Activity: For the material that follows, tally the lines holding "screenshot" and give the total alone.

━━━━━━━━━━━━━━━━

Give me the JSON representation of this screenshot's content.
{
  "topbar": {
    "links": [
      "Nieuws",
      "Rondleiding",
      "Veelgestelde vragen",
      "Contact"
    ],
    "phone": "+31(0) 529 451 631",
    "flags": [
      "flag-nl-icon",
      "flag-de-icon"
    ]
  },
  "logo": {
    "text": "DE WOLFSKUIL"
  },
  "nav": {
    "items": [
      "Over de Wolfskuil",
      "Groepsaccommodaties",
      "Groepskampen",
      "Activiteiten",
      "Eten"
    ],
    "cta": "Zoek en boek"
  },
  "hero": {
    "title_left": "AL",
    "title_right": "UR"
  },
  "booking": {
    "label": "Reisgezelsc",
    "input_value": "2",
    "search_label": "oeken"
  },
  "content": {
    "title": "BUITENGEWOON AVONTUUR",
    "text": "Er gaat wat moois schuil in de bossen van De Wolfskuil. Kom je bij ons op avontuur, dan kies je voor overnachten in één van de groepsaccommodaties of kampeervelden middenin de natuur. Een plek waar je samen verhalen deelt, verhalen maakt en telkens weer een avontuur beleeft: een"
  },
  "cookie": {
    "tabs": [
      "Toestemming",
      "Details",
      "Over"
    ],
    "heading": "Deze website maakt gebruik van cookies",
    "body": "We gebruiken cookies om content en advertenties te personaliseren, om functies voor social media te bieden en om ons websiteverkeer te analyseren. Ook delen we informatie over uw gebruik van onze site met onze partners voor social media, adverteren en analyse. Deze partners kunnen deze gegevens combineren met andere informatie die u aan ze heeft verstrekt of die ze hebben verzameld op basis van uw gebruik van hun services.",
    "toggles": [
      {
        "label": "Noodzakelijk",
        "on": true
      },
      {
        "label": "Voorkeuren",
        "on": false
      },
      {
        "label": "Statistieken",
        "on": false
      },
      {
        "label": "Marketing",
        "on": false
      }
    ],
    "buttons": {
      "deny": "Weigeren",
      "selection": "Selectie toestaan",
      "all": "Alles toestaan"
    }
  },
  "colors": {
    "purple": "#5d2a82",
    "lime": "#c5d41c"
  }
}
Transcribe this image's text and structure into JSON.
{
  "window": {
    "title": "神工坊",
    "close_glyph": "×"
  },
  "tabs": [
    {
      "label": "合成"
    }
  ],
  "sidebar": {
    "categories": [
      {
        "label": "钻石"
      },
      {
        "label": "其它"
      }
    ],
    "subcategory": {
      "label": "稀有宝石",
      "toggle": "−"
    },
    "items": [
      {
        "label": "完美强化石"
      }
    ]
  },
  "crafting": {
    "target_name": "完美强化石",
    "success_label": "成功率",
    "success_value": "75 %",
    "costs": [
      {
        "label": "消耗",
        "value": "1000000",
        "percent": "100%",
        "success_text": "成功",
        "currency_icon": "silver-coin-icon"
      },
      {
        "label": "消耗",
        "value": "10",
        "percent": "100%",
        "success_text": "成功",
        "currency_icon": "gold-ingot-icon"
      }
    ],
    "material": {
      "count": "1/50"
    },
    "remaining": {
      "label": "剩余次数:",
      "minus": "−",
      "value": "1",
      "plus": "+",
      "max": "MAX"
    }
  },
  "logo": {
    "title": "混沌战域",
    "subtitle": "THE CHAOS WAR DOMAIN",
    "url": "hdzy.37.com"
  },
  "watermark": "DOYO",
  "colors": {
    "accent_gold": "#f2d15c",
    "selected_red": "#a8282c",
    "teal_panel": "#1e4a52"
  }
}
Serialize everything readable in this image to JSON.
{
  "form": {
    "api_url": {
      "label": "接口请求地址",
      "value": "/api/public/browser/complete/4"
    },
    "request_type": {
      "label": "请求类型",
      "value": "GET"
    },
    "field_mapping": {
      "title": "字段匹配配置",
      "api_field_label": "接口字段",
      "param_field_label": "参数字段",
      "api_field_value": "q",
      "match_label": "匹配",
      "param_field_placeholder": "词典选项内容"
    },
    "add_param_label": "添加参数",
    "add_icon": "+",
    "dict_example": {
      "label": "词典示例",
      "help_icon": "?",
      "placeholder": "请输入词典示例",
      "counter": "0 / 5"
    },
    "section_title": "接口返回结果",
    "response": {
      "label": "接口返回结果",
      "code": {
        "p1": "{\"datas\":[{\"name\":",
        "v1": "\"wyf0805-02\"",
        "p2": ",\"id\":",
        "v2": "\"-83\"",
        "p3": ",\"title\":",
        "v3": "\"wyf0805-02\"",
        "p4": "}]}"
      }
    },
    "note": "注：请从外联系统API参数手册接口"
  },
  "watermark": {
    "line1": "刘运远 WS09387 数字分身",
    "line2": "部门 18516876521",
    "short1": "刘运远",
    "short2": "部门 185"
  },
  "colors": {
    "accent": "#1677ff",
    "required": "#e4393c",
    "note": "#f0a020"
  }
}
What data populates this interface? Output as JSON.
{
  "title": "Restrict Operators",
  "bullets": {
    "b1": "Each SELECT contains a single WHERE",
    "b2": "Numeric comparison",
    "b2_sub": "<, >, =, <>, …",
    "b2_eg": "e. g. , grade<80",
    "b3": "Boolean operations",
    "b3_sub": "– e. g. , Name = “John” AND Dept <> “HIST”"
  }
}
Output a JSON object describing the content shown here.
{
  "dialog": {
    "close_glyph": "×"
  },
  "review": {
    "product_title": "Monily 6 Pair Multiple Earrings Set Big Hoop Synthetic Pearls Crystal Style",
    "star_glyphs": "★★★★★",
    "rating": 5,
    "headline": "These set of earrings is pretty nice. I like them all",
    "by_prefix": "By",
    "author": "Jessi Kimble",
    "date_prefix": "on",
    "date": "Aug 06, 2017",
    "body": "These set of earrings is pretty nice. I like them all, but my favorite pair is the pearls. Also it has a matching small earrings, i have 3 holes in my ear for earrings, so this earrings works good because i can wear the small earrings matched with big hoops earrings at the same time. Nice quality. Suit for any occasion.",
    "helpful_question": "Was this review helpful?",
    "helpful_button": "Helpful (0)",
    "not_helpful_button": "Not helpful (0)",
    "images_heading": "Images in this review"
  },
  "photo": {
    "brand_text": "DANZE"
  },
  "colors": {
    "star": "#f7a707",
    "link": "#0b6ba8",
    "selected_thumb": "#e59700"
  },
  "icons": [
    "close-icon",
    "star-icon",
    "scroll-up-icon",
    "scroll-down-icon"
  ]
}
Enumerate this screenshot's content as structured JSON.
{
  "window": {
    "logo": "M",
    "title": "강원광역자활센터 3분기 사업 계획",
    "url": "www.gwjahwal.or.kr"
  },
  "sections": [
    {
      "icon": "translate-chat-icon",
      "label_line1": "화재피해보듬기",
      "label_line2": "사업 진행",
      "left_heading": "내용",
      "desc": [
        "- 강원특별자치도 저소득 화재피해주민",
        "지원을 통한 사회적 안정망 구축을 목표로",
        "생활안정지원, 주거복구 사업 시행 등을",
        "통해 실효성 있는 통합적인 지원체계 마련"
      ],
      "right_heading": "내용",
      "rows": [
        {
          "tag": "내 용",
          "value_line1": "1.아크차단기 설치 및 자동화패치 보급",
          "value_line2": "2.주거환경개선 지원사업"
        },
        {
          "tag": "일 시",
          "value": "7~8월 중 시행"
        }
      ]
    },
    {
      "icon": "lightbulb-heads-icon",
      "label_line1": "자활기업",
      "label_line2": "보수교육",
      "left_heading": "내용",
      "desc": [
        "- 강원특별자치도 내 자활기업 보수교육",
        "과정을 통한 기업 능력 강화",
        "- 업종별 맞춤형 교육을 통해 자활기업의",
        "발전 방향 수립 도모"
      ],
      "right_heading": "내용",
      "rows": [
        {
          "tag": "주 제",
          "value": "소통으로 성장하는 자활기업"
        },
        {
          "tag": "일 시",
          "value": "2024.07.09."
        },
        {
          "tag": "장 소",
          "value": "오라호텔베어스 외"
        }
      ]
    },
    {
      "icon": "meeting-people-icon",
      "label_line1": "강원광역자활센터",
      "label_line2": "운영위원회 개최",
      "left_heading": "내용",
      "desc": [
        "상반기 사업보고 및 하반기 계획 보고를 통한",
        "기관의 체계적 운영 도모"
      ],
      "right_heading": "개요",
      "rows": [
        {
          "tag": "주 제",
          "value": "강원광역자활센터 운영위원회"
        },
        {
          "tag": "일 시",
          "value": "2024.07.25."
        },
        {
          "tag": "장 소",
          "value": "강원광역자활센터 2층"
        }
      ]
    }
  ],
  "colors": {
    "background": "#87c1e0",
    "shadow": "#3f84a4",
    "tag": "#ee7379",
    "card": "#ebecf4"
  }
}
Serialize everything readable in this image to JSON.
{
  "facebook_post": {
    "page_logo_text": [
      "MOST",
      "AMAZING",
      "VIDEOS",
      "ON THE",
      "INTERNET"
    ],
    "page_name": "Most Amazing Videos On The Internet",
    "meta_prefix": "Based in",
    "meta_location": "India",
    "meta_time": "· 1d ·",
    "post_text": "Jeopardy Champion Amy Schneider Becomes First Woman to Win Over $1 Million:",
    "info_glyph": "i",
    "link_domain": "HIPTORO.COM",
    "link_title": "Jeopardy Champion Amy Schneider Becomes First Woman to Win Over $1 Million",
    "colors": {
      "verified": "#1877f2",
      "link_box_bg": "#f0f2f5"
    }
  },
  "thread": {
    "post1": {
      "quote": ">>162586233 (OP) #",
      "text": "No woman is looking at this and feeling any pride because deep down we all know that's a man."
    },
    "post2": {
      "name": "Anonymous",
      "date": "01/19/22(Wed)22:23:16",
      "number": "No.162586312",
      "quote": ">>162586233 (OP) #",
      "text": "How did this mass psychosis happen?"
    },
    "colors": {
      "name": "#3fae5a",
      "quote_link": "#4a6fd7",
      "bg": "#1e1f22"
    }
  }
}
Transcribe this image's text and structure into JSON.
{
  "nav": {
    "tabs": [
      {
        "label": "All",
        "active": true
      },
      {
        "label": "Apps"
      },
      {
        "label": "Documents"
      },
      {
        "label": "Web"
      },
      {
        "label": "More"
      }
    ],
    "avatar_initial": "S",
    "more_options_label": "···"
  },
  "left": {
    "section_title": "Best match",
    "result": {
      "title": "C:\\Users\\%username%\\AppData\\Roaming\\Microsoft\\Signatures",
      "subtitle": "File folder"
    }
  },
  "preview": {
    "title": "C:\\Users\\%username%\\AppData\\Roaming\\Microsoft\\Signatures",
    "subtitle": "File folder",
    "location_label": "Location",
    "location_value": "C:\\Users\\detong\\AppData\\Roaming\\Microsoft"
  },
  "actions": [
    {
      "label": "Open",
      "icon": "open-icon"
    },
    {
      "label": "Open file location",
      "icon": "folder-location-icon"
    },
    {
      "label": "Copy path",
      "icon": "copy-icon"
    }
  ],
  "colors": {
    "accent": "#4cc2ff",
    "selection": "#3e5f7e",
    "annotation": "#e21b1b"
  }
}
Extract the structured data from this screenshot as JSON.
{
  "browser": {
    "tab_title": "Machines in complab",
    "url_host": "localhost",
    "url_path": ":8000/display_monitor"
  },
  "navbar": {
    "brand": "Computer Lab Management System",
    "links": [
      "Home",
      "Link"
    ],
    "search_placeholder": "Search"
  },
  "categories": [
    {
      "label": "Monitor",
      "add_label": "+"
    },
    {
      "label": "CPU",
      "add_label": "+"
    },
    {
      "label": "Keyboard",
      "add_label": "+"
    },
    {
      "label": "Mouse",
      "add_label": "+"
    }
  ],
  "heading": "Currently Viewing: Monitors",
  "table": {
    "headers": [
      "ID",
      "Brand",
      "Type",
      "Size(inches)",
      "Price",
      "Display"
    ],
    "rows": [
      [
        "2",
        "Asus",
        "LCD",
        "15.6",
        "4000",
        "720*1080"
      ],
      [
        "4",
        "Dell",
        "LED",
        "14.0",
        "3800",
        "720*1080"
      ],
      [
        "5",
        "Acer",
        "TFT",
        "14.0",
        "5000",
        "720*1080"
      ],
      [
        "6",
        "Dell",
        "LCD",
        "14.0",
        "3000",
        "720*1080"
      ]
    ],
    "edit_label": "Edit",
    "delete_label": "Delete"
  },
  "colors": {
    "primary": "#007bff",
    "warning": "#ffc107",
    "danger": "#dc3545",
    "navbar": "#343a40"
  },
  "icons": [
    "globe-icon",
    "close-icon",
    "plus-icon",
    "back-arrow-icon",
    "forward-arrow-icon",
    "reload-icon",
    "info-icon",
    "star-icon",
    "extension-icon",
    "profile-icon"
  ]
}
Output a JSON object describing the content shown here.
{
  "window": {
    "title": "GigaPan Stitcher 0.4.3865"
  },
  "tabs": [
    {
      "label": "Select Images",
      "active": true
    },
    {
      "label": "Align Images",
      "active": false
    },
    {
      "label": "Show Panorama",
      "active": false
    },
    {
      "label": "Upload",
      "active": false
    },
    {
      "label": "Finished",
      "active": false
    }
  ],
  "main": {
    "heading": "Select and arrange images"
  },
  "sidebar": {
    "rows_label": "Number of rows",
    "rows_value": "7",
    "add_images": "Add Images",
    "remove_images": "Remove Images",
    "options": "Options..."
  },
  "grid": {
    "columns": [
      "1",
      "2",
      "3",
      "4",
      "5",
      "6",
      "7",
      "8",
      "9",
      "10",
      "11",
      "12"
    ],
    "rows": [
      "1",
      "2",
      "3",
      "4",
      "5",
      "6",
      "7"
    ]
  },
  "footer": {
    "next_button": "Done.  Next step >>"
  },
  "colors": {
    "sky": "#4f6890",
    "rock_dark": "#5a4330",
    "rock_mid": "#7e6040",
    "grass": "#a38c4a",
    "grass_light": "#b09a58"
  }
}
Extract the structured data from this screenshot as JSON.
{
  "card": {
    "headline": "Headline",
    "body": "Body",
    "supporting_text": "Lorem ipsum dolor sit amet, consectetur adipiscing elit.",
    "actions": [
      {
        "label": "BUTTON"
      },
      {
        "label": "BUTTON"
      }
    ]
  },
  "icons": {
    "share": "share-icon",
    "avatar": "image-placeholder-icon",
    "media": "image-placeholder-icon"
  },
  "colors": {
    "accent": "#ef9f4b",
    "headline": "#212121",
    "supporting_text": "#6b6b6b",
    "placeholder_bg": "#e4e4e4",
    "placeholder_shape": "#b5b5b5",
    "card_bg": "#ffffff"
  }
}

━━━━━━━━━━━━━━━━

Reply: 4